The Mkombre female has not been seen for some time, this is due to the area she frequents being very wet and making it impossible for our guides to search for her. The only times she has been seen is when she is near a road. We believe she may be in the early stages of pregnancy, if this is the case, we can expect some adorable little fluff balls in the upcoming months!
Cheetahs: We had a total of 16 sightings. Several males were seen traversing through the concession.
Elephant: A great month for elephants, with a breeding herd of 300 being seen for a week or so as they made their way across the concession.

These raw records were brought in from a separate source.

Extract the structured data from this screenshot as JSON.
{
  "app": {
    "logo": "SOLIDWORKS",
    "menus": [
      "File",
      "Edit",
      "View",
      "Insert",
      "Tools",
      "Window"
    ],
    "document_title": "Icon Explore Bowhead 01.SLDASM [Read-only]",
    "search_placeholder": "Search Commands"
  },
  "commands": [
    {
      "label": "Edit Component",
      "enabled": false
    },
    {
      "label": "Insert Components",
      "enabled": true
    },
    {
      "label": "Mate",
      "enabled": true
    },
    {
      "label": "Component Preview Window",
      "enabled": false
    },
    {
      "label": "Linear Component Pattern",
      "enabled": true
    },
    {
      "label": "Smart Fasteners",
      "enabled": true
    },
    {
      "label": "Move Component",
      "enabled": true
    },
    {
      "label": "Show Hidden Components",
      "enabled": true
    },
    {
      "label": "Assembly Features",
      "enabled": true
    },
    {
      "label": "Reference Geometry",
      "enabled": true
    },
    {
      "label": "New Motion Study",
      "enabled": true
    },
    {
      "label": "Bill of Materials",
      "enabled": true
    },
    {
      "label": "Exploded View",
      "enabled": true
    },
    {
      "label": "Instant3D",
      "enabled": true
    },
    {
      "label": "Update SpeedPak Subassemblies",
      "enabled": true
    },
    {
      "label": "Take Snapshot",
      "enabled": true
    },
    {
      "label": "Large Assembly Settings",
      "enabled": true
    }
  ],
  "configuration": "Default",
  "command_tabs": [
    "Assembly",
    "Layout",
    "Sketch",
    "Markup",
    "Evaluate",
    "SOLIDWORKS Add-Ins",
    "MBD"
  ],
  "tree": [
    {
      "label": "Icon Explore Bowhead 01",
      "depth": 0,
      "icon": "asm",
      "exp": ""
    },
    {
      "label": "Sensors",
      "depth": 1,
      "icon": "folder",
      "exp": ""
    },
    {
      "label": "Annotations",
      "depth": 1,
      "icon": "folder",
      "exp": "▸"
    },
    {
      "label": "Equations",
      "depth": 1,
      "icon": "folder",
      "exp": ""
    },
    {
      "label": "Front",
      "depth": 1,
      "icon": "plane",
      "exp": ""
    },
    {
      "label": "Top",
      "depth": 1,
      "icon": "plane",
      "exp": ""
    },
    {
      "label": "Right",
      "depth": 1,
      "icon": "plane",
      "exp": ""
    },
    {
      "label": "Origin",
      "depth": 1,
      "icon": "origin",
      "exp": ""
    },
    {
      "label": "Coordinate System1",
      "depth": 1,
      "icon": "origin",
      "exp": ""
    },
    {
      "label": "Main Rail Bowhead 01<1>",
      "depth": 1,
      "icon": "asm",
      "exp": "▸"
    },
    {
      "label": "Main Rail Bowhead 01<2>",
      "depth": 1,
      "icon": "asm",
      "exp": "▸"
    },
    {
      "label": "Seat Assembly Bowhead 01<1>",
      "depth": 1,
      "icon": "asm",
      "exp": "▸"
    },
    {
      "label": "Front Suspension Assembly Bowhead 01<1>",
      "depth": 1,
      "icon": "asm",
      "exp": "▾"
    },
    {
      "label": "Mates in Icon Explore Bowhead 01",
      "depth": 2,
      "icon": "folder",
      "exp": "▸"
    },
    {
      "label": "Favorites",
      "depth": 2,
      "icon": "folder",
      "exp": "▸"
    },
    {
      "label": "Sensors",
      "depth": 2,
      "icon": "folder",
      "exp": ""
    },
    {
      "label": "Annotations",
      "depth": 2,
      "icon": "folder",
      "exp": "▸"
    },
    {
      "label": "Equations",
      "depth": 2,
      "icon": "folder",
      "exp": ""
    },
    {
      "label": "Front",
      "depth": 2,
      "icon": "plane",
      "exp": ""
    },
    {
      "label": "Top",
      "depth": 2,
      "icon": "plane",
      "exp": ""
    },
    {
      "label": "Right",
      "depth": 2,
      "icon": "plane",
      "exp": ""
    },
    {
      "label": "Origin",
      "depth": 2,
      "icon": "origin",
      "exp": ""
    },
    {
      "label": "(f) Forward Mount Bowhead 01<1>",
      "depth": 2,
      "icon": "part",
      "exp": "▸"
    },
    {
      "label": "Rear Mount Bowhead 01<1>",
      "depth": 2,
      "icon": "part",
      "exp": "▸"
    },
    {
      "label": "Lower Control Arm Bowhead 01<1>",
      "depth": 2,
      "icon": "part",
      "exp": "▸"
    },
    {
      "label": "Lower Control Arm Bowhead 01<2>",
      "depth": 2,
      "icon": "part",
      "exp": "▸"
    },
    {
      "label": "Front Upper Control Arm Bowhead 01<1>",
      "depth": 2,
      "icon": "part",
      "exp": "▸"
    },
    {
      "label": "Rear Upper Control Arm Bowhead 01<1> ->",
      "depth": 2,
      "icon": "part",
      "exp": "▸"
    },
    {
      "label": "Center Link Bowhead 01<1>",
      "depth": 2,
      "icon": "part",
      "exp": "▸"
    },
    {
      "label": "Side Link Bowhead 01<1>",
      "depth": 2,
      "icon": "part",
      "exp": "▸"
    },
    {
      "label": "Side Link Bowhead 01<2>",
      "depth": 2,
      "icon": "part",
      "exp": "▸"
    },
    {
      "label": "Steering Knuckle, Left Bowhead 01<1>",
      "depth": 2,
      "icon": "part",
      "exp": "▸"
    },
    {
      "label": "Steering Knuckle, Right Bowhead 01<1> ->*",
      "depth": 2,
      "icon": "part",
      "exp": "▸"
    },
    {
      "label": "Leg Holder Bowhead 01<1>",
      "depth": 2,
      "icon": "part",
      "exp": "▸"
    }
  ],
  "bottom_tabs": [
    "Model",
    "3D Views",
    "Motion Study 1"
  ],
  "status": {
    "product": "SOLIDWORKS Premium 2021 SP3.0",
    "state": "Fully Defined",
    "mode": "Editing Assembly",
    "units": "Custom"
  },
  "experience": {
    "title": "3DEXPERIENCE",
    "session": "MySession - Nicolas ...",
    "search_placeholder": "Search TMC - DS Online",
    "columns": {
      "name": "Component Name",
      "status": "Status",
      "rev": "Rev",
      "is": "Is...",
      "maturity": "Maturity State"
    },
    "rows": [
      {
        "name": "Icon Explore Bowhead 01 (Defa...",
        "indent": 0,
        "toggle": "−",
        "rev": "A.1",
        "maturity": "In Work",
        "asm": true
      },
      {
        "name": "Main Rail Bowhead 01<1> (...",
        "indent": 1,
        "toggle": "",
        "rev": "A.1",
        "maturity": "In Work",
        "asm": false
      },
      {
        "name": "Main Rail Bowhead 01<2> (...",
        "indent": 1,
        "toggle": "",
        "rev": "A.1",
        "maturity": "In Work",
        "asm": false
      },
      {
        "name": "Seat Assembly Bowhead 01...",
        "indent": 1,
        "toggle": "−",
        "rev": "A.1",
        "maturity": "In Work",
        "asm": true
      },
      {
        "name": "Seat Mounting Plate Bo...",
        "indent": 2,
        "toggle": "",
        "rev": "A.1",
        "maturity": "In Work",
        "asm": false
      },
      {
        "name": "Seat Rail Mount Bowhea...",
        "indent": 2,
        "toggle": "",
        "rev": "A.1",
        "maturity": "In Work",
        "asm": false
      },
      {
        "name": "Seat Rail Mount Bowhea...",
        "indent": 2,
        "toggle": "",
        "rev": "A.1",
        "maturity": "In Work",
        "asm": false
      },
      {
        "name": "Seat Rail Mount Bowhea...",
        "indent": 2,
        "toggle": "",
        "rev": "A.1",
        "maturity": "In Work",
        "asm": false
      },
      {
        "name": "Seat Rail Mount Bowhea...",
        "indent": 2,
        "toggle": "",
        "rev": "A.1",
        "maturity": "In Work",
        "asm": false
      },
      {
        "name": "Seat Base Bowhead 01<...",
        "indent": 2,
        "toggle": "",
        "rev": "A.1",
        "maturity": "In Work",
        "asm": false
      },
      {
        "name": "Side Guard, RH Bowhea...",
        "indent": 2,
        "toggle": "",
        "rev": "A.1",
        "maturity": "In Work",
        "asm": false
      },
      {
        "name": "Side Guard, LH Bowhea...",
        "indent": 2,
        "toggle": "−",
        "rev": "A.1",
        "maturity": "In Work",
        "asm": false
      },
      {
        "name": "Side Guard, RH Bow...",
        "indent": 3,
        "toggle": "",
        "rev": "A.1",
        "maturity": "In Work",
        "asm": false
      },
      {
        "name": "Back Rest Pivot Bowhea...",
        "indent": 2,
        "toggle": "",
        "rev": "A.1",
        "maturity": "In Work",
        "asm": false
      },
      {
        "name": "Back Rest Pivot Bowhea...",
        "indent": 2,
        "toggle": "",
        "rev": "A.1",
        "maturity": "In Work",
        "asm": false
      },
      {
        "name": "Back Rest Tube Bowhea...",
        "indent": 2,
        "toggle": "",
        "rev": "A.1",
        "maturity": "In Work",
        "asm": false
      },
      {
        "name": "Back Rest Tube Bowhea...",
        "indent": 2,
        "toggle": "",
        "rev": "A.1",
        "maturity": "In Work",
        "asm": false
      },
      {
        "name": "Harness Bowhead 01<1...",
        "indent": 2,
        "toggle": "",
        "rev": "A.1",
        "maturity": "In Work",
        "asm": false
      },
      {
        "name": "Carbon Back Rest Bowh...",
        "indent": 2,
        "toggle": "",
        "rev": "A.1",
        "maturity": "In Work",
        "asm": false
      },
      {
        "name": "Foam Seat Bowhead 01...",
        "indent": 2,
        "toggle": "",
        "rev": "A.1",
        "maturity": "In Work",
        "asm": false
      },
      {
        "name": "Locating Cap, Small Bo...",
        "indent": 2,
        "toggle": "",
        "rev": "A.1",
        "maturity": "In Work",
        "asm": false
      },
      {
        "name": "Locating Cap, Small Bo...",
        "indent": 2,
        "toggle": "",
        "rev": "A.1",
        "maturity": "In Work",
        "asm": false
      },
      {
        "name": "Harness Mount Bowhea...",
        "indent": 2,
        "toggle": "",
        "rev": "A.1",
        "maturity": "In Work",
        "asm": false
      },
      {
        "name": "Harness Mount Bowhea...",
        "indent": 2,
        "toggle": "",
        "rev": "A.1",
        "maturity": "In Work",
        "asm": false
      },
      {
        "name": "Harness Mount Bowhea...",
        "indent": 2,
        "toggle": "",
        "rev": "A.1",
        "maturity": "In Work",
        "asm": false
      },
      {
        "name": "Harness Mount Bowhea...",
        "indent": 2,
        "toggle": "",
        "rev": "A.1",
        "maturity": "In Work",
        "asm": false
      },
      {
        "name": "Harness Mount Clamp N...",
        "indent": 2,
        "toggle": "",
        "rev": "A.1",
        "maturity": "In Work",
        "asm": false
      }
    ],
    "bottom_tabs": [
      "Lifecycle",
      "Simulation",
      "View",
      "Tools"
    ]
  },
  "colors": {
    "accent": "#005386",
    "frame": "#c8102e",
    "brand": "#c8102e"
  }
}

Several big mature bulls have also been seen following the breeding herds looking for opportunities to mate with females in oestrus.
Each breeding herd that is seen has numerous youngsters, which always provide our guests with great viewing, as they shuffle between the mothers’ feet.
Read the full wildlife report here: Singita Grumeti Wildlife Report April 2018
The birdlife on the Grumeti this month has been lovely with some new additions being observed out on the Gambaranyera plains to the West. Species included collared pratincole, Madagascar bee-eater and Hartlaub’s bustard. We were very excited to see black and white mannikin here on Sasakwa hill as they moved through in a flock of twenty or so individuals.
When one reads about the Serengeti it evokes images of old-fashioned adventure. But it is like appreciating God’s creations; or if put in another way, it’s a place visited by God’s chosen ones, it is a welcome to his paradise. And I never thought I would experience it from an eagle’s eye perspective.
We have had some lovely bird viewing this month as always. There are anywhere between 450 and 500 species of bird recorded here in the greater Serengeti ecosystem, depending on what time of year it is. The summer months are wonderful as there are always great numbers of migratory species stopping over or passing by.